- Exercise details
Give back an exact copy of the listing that follows, without the pictures.
_ _ _ _
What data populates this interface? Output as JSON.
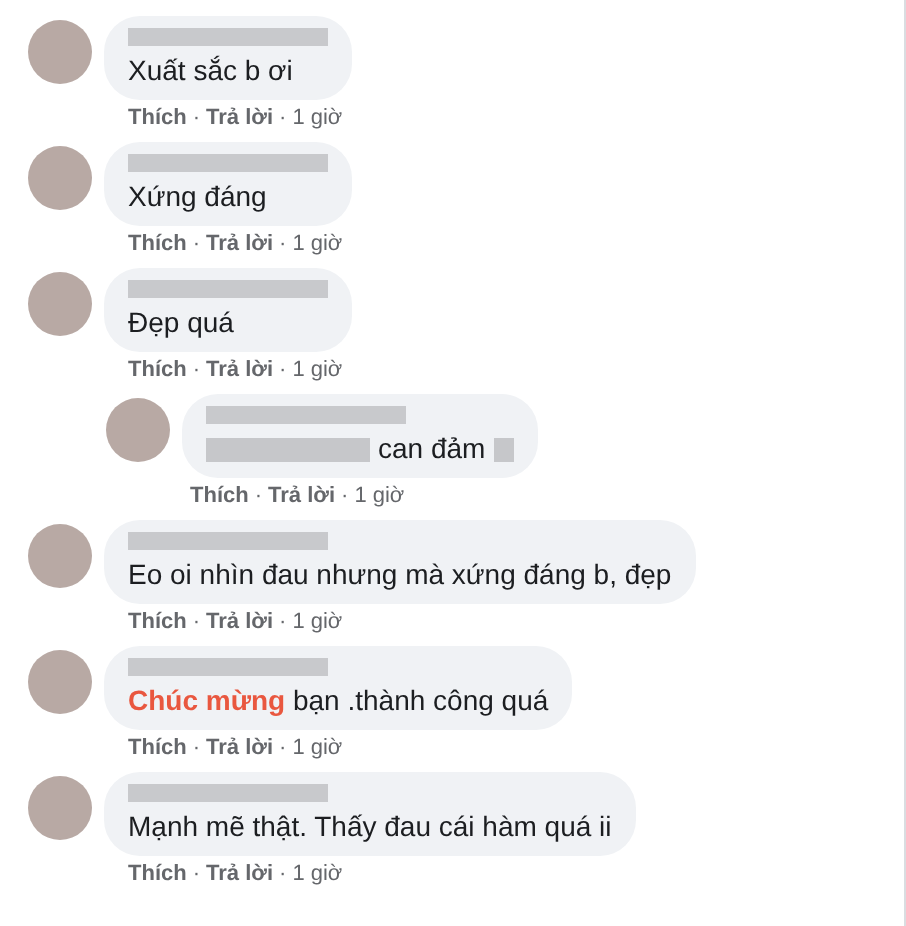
{
  "comments": [
    {
      "kind": "comment",
      "text": "Xuất sắc b ơi",
      "actions": {
        "like": "Thích",
        "reply": "Trả lời",
        "time": "1 giờ",
        "separator": "·"
      }
    },
    {
      "kind": "comment",
      "text": "Xứng đáng",
      "actions": {
        "like": "Thích",
        "reply": "Trả lời",
        "time": "1 giờ",
        "separator": "·"
      }
    },
    {
      "kind": "comment",
      "text": "Đẹp quá",
      "actions": {
        "like": "Thích",
        "reply": "Trả lời",
        "time": "1 giờ",
        "separator": "·"
      }
    },
    {
      "kind": "reply",
      "redacted_before": true,
      "text": "can đảm",
      "redacted_after": true,
      "actions": {
        "like": "Thích",
        "reply": "Trả lời",
        "time": "1 giờ",
        "separator": "·"
      }
    },
    {
      "kind": "comment",
      "text": "Eo oi nhìn đau nhưng mà xứng đáng b, đẹp",
      "actions": {
        "like": "Thích",
        "reply": "Trả lời",
        "time": "1 giờ",
        "separator": "·"
      }
    },
    {
      "kind": "comment",
      "highlight": "Chúc mừng",
      "text": "bạn .thành công quá",
      "actions": {
        "like": "Thích",
        "reply": "Trả lời",
        "time": "1 giờ",
        "separator": "·"
      }
    },
    {
      "kind": "comment",
      "text": "Mạnh mẽ thật. Thấy đau cái hàm quá ii",
      "actions": {
        "like": "Thích",
        "reply": "Trả lời",
        "time": "1 giờ",
        "separator": "·"
      }
    }
  ]
}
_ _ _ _
- Response
What data populates this interface? Output as JSON.
{
  "comments": [
    {
      "kind": "comment",
      "text": "Xuất sắc b ơi",
      "actions": {
        "like": "Thích",
        "reply": "Trả lời",
        "time": "1 giờ",
        "separator": "·"
      }
    },
    {
      "kind": "comment",
      "text": "Xứng đáng",
      "actions": {
        "like": "Thích",
        "reply": "Trả lời",
        "time": "1 giờ",
        "separator": "·"
      }
    },
    {
      "kind": "comment",
      "text": "Đẹp quá",
      "actions": {
        "like": "Thích",
        "reply": "Trả lời",
        "time": "1 giờ",
        "separator": "·"
      }
    },
    {
      "kind": "reply",
      "redacted_before": true,
      "text": "can đảm",
      "redacted_after": true,
      "actions": {
        "like": "Thích",
        "reply": "Trả lời",
        "time": "1 giờ",
        "separator": "·"
      }
    },
    {
      "kind": "comment",
      "text": "Eo oi nhìn đau nhưng mà xứng đáng b, đẹp",
      "actions": {
        "like": "Thích",
        "reply": "Trả lời",
        "time": "1 giờ",
        "separator": "·"
      }
    },
    {
      "kind": "comment",
      "highlight": "Chúc mừng",
      "text": "bạn .thành công quá",
      "actions": {
        "like": "Thích",
        "reply": "Trả lời",
        "time": "1 giờ",
        "separator": "·"
      }
    },
    {
      "kind": "comment",
      "text": "Mạnh mẽ thật. Thấy đau cái hàm quá ii",
      "actions": {
        "like": "Thích",
        "reply": "Trả lời",
        "time": "1 giờ",
        "separator": "·"
      }
    }
  ]
}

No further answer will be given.